Three leading scholars said the heads of the 2020 Judicial Appointments Commission were a “critical opportunity” to fix a process deemed “flawed” that has sparked criticism of political patronage.
It has long been a controversial issue, most recently highlighted in the trial that appointed former Attorney General Seamus Woulfe to the Supreme Court.
Renewed attempts by the government to reform the process resulted in the publication of the Judicial Appointments Commission bill in December last year.
This replaces the Judicial Appointments Commission’s 2017 bill, which provided for a new Judicial Appointments Commission (JAC).
The scientists Dr. Laura Cahillane, Lecturer in Law at the University of Limerick, Dr. Tom Hickey, Assistant Professor at Dublin City University’s School of Law and Government, and Dr. David Kenny, Assistant Professor at the School of Law, TCD, have submitted a general system submission to the Oireachtas Judicial Committee.
There were many positive aspects to the bill, including the decision to replace a lay or illegitimate chairman of the JAC with the Chief Justice, as well as the provision of a permanent office with a director and staff.
However, they said there was a lot of improvement needed.
The opinion stated that “above all” in the legislation there is insufficient guidance on eligibility criteria and assessment mechanisms for applicants and that without this the new JAC would not be much better than the existing Advisory Board on Judicial Appointments (JAAB).
“If the legislation does not provide enough guidance to guide these processes, the JAC could not be more effective than the JAAB and even become a close copy of that body by recommending five names instead of seven, but the crucial reforms lacks the realm of proper Evaluation of candidates to make these changes meaningful, ”the statement said.
The scholars also said the legislation was necessary to spell out the actual selection process by the government once the names were sent from the JAC to the Minister of Justice.
“This is something that has been causing controversy recently as there is no transparency or an agreed procedure for making this determination in the current system,” it said.
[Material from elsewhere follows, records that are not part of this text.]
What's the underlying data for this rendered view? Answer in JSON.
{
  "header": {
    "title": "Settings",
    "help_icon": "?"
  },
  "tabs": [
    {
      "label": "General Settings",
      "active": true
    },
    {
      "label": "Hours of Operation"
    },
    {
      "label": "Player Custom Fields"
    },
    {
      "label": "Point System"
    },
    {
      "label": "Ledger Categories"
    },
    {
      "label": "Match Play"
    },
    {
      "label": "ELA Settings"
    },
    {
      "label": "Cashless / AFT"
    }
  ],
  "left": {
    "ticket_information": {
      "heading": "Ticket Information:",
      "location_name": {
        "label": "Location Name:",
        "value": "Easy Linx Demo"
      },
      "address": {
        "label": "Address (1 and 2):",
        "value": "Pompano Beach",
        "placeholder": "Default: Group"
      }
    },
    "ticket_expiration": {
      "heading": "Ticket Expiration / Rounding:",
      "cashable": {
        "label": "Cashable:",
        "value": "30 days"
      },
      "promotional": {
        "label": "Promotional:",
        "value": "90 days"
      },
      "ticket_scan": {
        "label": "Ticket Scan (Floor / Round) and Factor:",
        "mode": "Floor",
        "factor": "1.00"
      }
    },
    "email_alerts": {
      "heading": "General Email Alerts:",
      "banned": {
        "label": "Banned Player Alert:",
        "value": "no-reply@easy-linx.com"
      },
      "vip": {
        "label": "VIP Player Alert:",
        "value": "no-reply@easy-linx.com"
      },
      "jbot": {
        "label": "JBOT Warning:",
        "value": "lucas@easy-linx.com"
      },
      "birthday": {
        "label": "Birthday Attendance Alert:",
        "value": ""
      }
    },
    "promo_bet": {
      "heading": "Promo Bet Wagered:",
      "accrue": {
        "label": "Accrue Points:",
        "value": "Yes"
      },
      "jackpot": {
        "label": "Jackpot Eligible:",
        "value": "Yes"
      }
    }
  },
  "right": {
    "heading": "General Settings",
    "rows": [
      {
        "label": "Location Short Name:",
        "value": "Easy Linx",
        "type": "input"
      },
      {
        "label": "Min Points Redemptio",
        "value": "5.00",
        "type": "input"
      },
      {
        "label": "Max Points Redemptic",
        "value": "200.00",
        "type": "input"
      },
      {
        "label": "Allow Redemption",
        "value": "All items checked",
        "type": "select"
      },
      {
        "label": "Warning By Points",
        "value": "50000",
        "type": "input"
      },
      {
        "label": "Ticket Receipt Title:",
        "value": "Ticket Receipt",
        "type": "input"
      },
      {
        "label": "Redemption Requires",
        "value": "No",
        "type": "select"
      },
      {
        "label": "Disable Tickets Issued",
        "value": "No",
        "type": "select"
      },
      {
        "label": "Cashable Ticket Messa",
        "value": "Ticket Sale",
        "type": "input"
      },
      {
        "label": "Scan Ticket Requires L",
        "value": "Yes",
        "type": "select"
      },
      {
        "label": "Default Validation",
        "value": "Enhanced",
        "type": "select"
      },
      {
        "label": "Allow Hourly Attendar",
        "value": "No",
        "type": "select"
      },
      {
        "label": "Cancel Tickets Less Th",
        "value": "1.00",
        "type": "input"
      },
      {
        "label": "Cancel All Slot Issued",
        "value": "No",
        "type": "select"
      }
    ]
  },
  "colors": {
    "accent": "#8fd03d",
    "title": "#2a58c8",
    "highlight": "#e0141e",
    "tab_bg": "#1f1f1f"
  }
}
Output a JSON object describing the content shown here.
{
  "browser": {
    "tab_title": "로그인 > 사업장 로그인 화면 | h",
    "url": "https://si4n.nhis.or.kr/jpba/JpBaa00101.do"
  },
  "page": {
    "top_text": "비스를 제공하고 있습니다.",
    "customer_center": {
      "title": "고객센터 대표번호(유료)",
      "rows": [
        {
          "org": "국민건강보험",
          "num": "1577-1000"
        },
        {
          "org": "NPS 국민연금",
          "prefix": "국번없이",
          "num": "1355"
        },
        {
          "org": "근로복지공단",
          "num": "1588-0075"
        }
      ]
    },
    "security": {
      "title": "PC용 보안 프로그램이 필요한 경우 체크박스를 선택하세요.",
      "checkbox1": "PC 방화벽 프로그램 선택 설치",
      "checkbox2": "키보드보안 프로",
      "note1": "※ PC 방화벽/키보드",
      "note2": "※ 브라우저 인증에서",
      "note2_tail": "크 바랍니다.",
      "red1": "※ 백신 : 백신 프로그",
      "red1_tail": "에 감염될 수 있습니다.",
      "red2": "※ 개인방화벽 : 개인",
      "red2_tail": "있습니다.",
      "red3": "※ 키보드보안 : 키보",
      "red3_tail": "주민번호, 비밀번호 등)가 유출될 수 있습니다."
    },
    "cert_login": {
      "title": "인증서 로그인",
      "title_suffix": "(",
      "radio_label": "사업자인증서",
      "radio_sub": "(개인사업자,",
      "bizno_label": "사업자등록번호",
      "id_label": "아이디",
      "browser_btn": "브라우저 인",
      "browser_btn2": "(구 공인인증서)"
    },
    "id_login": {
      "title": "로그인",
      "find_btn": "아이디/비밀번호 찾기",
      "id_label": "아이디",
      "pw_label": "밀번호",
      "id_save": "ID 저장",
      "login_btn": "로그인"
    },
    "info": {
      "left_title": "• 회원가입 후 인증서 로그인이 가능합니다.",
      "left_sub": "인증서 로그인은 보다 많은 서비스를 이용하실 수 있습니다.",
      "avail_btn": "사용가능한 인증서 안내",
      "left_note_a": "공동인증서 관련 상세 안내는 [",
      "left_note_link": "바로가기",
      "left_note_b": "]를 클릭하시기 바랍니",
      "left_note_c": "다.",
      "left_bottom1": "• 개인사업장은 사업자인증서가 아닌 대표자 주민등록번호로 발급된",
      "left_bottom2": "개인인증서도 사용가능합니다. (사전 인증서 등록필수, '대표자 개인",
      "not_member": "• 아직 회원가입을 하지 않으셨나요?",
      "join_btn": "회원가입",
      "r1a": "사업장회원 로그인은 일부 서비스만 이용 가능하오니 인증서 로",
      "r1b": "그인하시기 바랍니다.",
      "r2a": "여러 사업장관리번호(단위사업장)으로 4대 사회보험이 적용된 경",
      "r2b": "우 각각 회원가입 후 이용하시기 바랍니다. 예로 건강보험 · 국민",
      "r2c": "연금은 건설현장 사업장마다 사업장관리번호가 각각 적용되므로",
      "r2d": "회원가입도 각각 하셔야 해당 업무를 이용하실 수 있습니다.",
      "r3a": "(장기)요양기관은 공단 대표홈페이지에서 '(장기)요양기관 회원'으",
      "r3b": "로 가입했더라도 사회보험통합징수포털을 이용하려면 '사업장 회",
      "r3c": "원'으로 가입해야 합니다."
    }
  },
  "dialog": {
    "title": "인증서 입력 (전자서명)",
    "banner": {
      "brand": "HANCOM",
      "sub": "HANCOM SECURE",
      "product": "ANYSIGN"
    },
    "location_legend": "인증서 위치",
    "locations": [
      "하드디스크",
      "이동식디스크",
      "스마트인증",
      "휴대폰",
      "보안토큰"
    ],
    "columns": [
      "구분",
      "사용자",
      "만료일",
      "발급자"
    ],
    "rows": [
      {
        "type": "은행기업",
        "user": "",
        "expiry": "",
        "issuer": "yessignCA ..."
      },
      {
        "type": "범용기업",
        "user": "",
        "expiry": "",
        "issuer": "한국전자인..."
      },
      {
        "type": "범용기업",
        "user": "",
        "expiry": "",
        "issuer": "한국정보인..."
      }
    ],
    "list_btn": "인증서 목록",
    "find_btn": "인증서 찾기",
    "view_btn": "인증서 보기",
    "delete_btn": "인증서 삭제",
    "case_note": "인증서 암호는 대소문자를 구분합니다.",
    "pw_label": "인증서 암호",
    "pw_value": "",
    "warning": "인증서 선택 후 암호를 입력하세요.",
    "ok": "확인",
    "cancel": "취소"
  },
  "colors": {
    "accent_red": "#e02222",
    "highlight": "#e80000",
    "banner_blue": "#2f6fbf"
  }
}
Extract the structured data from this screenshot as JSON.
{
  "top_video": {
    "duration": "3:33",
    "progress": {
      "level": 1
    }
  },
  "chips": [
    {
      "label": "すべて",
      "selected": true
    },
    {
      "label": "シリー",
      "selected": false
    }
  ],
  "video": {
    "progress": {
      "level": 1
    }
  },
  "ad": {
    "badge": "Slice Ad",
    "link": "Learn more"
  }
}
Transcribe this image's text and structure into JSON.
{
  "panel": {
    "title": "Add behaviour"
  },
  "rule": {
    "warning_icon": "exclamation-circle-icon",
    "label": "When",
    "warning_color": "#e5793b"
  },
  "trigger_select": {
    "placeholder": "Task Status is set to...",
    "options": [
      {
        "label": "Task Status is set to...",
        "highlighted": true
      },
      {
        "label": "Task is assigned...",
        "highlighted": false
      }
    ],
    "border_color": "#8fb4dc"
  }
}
Adding details to this decision-making process would “provide much needed security” in the fairness of the system “.
Further recommendations are:
- Removal of the Attorney General from the JAC, which would allow for equal lay and legal representation;
- Obligation of the JAC to conduct a formal interview and evaluate shortlisted candidates;
- Candidates referred to the Minister of Justice should be ranked in order of preference.
- That this list be submitted to the relevant Cabinet subcommittee;
- If the government appoints someone other than the three names, it suggests making a public statement on the matter.
- That the AG is not entitled to be appointed judge at the Supreme Court for at least 12 months after leaving office.